* [Record set]:
== Segment start ==

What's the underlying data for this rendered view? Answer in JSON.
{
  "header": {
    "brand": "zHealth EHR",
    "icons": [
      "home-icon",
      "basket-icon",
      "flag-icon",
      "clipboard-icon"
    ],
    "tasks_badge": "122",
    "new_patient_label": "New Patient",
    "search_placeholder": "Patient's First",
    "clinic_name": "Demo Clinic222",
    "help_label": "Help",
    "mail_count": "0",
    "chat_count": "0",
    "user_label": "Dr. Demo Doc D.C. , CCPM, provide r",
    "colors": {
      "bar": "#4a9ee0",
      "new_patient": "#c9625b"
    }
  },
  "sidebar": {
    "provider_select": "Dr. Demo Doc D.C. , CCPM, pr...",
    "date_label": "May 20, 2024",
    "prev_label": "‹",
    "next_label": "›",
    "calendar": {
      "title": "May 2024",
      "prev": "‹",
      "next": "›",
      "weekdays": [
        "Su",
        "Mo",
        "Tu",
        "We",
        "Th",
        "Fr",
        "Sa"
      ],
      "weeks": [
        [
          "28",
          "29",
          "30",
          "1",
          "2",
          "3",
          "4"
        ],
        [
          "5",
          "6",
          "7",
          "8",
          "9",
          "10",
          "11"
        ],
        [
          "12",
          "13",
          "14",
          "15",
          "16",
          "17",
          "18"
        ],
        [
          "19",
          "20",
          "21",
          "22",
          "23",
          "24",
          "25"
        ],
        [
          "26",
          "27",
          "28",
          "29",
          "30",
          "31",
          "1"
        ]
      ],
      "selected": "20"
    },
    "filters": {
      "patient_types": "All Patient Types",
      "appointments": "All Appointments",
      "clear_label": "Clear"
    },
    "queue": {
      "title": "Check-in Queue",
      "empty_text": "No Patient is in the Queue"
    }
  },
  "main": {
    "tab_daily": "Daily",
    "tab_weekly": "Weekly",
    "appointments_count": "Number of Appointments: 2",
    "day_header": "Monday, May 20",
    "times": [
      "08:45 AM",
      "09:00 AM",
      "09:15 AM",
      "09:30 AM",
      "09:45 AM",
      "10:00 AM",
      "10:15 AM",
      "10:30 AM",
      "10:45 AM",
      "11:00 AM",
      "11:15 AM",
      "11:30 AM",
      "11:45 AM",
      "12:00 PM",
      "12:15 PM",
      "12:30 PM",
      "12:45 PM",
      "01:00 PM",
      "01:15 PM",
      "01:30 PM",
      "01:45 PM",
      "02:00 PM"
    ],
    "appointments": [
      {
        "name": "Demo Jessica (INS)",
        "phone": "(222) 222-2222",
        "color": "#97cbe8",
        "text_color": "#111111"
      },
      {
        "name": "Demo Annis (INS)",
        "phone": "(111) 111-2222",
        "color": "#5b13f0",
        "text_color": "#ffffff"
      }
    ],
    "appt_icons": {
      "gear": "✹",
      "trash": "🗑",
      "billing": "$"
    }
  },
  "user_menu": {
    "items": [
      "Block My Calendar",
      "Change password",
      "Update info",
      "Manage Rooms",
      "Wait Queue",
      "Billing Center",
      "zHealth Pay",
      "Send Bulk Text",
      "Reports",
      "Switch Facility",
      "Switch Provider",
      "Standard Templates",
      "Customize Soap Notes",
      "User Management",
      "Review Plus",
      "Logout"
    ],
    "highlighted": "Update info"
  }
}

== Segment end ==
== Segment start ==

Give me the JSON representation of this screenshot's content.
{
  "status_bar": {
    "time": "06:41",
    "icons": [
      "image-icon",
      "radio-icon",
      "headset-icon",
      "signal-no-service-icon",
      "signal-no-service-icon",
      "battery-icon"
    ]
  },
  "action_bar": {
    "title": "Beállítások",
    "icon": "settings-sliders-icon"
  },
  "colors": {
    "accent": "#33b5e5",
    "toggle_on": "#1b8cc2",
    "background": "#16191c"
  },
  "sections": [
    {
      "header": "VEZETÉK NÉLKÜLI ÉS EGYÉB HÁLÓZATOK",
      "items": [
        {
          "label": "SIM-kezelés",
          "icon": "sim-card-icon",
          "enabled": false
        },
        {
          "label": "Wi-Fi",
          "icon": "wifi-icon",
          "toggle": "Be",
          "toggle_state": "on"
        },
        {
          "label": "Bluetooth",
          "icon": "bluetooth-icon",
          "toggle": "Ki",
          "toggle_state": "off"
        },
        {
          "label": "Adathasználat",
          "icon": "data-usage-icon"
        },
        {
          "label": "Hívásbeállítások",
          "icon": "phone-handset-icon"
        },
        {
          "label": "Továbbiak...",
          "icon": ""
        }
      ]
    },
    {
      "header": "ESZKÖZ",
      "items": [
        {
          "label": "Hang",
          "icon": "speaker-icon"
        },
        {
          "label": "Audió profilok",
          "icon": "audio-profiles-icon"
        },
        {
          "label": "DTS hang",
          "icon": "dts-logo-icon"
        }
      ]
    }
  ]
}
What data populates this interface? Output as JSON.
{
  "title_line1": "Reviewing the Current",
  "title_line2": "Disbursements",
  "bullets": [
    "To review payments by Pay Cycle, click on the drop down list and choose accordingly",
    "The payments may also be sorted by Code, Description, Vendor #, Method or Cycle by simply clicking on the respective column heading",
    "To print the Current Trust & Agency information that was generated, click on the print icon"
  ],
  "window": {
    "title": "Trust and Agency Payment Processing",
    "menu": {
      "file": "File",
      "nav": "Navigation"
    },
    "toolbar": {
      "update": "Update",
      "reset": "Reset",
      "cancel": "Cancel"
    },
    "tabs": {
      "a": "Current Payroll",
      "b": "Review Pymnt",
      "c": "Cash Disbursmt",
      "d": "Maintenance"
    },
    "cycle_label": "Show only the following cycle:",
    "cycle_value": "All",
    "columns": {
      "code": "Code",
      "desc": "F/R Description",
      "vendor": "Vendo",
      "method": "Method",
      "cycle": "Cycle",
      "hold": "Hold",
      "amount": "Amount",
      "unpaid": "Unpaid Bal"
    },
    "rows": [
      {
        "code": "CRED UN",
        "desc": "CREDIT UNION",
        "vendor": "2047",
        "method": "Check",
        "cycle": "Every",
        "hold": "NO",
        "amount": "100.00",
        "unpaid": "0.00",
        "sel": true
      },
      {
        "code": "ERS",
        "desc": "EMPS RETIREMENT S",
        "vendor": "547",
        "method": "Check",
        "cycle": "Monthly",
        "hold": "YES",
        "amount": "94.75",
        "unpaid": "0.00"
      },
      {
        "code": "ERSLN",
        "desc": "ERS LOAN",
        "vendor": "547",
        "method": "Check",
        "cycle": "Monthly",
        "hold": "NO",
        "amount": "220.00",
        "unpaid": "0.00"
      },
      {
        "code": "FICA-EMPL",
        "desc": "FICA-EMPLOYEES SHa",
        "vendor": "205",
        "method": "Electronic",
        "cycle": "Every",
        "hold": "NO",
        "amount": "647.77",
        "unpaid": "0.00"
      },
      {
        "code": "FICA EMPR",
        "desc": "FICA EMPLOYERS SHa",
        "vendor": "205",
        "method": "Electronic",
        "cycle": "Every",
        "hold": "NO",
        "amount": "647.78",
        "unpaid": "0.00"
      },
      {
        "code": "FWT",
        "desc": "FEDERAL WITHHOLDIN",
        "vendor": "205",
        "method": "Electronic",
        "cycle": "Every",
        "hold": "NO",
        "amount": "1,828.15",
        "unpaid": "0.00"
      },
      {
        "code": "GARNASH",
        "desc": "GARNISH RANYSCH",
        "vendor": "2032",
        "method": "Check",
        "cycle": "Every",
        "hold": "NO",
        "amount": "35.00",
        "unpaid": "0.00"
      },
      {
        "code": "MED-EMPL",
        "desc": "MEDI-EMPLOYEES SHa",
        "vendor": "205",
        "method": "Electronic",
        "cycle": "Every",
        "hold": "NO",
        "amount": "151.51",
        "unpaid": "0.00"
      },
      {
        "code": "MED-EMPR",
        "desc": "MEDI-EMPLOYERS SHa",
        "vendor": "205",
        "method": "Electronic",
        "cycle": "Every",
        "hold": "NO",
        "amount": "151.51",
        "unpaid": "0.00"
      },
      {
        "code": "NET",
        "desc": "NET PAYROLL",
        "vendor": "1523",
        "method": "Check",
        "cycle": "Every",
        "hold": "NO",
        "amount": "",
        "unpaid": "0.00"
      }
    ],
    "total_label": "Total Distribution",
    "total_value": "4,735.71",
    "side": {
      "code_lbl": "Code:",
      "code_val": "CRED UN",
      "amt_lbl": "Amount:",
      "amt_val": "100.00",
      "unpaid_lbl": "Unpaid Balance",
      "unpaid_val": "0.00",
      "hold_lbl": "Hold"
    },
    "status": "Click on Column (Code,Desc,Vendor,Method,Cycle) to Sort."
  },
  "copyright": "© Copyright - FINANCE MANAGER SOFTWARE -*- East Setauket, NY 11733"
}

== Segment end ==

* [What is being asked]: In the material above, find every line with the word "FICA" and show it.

* [Solution for this problem]:
        "code": "FICA-EMPL",
        "desc": "FICA-EMPLOYEES SHa",
        "code": "FICA EMPR",
        "desc": "FICA EMPLOYERS SHa",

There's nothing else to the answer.